Web page and app entries
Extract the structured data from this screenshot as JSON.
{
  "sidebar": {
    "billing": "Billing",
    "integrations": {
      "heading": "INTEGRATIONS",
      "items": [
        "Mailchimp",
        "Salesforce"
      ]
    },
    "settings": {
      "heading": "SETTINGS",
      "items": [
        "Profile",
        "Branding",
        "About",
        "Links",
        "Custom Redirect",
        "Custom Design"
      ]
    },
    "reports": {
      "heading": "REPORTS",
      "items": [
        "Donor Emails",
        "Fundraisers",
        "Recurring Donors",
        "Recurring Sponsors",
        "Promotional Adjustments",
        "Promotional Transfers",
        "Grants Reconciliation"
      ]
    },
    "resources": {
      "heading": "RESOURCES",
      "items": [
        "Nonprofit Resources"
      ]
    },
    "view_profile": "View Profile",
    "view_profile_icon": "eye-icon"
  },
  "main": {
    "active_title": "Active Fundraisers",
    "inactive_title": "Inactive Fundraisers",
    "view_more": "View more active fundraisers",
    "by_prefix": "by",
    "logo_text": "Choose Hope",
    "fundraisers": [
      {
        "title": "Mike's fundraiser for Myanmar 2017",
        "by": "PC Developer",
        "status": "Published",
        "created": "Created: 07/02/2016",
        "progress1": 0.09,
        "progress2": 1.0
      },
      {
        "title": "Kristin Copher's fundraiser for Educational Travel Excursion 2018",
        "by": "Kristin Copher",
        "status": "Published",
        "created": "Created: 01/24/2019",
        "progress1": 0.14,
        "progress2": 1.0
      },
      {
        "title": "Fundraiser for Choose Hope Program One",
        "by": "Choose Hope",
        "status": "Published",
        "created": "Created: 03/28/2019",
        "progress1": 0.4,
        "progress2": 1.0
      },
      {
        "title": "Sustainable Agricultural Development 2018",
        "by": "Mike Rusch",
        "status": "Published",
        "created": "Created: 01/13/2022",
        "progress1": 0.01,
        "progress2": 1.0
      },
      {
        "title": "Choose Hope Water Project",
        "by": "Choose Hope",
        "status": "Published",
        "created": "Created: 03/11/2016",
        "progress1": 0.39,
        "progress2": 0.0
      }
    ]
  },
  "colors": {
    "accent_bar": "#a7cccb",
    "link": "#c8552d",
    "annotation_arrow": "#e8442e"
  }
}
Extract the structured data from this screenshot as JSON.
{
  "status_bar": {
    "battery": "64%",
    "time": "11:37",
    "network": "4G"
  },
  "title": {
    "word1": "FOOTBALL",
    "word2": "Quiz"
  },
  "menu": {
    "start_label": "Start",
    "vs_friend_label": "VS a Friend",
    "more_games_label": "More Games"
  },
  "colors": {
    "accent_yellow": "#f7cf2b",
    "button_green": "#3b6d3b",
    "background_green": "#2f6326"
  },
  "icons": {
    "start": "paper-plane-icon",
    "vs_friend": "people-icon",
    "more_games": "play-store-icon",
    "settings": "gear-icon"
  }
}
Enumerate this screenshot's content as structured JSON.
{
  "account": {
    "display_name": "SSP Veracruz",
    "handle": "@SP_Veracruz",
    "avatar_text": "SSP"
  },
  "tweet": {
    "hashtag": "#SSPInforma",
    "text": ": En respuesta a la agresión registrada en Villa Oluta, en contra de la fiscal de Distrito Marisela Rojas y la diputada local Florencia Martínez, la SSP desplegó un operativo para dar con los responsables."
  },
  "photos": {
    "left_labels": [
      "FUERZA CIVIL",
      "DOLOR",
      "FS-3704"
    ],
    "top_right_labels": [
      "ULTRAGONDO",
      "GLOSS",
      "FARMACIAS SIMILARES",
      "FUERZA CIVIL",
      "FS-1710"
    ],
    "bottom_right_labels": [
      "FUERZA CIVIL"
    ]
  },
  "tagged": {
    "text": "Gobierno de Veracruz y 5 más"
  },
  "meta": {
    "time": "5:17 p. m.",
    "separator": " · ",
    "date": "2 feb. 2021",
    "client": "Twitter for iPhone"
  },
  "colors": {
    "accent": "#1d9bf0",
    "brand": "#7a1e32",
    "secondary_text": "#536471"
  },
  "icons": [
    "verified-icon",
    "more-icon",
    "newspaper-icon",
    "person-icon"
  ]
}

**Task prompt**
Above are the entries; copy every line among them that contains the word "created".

**Expected output**
        "created": "Created: 07/02/2016",
        "created": "Created: 01/24/2019",
        "created": "Created: 03/28/2019",
        "created": "Created: 01/13/2022",
        "created": "Created: 03/11/2016",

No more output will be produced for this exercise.